WHAT YOU WILL DO:
Retype each line below precisely.

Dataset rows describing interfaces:

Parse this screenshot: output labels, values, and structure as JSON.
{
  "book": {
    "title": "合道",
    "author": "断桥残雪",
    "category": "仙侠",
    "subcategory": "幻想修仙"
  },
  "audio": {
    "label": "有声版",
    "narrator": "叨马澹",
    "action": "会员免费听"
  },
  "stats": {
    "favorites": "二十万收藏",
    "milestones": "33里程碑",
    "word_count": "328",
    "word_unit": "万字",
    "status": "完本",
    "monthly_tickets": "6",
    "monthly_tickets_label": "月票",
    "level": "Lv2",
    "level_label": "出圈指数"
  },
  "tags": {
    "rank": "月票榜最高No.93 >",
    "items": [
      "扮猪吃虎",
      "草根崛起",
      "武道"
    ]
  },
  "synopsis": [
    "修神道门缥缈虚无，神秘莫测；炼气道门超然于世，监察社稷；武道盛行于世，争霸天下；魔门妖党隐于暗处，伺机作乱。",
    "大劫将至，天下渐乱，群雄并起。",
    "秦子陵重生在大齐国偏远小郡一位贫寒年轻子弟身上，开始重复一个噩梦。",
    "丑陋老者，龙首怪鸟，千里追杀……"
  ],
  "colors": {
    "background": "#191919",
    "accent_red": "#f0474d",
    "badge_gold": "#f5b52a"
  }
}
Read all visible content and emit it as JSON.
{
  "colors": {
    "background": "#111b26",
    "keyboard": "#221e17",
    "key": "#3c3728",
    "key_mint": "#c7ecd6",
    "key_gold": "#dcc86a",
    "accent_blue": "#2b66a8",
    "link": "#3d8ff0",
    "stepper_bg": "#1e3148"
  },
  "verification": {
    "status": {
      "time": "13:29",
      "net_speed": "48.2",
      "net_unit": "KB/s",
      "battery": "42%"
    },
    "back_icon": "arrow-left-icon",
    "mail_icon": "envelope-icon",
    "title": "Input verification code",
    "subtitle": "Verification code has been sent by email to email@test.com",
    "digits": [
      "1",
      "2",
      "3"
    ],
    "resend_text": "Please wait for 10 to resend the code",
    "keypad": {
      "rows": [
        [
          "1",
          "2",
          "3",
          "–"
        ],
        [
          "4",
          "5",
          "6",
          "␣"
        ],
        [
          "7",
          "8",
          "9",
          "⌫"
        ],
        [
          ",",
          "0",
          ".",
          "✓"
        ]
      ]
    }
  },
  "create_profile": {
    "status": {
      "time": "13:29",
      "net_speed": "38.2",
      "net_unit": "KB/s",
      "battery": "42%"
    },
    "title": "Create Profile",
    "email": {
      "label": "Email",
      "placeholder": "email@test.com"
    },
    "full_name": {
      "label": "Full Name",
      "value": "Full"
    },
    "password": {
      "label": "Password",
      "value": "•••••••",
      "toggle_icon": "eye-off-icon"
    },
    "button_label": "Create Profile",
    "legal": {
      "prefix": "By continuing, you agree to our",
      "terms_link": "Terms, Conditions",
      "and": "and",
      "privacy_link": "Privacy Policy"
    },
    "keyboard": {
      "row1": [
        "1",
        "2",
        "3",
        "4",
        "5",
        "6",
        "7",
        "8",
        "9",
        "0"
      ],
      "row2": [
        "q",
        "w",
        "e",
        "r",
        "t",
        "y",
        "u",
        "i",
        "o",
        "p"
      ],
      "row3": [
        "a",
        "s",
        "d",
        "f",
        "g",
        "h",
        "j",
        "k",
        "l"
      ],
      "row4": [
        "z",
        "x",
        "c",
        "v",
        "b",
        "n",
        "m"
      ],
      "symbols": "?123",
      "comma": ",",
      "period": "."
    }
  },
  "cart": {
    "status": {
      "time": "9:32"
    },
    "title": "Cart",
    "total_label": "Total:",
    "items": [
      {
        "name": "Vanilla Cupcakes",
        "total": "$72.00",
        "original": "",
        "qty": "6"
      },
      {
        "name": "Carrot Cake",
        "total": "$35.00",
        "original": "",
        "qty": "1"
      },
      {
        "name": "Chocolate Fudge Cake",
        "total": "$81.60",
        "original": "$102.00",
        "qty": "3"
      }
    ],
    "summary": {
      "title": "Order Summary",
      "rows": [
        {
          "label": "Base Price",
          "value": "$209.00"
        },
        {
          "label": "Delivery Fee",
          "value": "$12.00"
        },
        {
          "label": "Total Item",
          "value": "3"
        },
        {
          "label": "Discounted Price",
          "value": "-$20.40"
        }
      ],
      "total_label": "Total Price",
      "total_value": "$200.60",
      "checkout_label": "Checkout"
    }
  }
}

RESULT OF THIS EXERCISE:
Parse this screenshot: output labels, values, and structure as JSON.
{
  "book": {
    "title": "合道",
    "author": "断桥残雪",
    "category": "仙侠",
    "subcategory": "幻想修仙"
  },
  "audio": {
    "label": "有声版",
    "narrator": "叨马澹",
    "action": "会员免费听"
  },
  "stats": {
    "favorites": "二十万收藏",
    "milestones": "33里程碑",
    "word_count": "328",
    "word_unit": "万字",
    "status": "完本",
    "monthly_tickets": "6",
    "monthly_tickets_label": "月票",
    "level": "Lv2",
    "level_label": "出圈指数"
  },
  "tags": {
    "rank": "月票榜最高No.93 >",
    "items": [
      "扮猪吃虎",
      "草根崛起",
      "武道"
    ]
  },
  "synopsis": [
    "修神道门缥缈虚无，神秘莫测；炼气道门超然于世，监察社稷；武道盛行于世，争霸天下；魔门妖党隐于暗处，伺机作乱。",
    "大劫将至，天下渐乱，群雄并起。",
    "秦子陵重生在大齐国偏远小郡一位贫寒年轻子弟身上，开始重复一个噩梦。",
    "丑陋老者，龙首怪鸟，千里追杀……"
  ],
  "colors": {
    "background": "#191919",
    "accent_red": "#f0474d",
    "badge_gold": "#f5b52a"
  }
}
Read all visible content and emit it as JSON.
{
  "colors": {
    "background": "#111b26",
    "keyboard": "#221e17",
    "key": "#3c3728",
    "key_mint": "#c7ecd6",
    "key_gold": "#dcc86a",
    "accent_blue": "#2b66a8",
    "link": "#3d8ff0",
    "stepper_bg": "#1e3148"
  },
  "verification": {
    "status": {
      "time": "13:29",
      "net_speed": "48.2",
      "net_unit": "KB/s",
      "battery": "42%"
    },
    "back_icon": "arrow-left-icon",
    "mail_icon": "envelope-icon",
    "title": "Input verification code",
    "subtitle": "Verification code has been sent by email to email@test.com",
    "digits": [
      "1",
      "2",
      "3"
    ],
    "resend_text": "Please wait for 10 to resend the code",
    "keypad": {
      "rows": [
        [
          "1",
          "2",
          "3",
          "–"
        ],
        [
          "4",
          "5",
          "6",
          "␣"
        ],
        [
          "7",
          "8",
          "9",
          "⌫"
        ],
        [
          ",",
          "0",
          ".",
          "✓"
        ]
      ]
    }
  },
  "create_profile": {
    "status": {
      "time": "13:29",
      "net_speed": "38.2",
      "net_unit": "KB/s",
      "battery": "42%"
    },
    "title": "Create Profile",
    "email": {
      "label": "Email",
      "placeholder": "email@test.com"
    },
    "full_name": {
      "label": "Full Name",
      "value": "Full"
    },
    "password": {
      "label": "Password",
      "value": "•••••••",
      "toggle_icon": "eye-off-icon"
    },
    "button_label": "Create Profile",
    "legal": {
      "prefix": "By continuing, you agree to our",
      "terms_link": "Terms, Conditions",
      "and": "and",
      "privacy_link": "Privacy Policy"
    },
    "keyboard": {
      "row1": [
        "1",
        "2",
        "3",
        "4",
        "5",
        "6",
        "7",
        "8",
        "9",
        "0"
      ],
      "row2": [
        "q",
        "w",
        "e",
        "r",
        "t",
        "y",
        "u",
        "i",
        "o",
        "p"
      ],
      "row3": [
        "a",
        "s",
        "d",
        "f",
        "g",
        "h",
        "j",
        "k",
        "l"
      ],
      "row4": [
        "z",
        "x",
        "c",
        "v",
        "b",
        "n",
        "m"
      ],
      "symbols": "?123",
      "comma": ",",
      "period": "."
    }
  },
  "cart": {
    "status": {
      "time": "9:32"
    },
    "title": "Cart",
    "total_label": "Total:",
    "items": [
      {
        "name": "Vanilla Cupcakes",
        "total": "$72.00",
        "original": "",
        "qty": "6"
      },
      {
        "name": "Carrot Cake",
        "total": "$35.00",
        "original": "",
        "qty": "1"
      },
      {
        "name": "Chocolate Fudge Cake",
        "total": "$81.60",
        "original": "$102.00",
        "qty": "3"
      }
    ],
    "summary": {
      "title": "Order Summary",
      "rows": [
        {
          "label": "Base Price",
          "value": "$209.00"
        },
        {
          "label": "Delivery Fee",
          "value": "$12.00"
        },
        {
          "label": "Total Item",
          "value": "3"
        },
        {
          "label": "Discounted Price",
          "value": "-$20.40"
        }
      ],
      "total_label": "Total Price",
      "total_value": "$200.60",
      "checkout_label": "Checkout"
    }
  }
}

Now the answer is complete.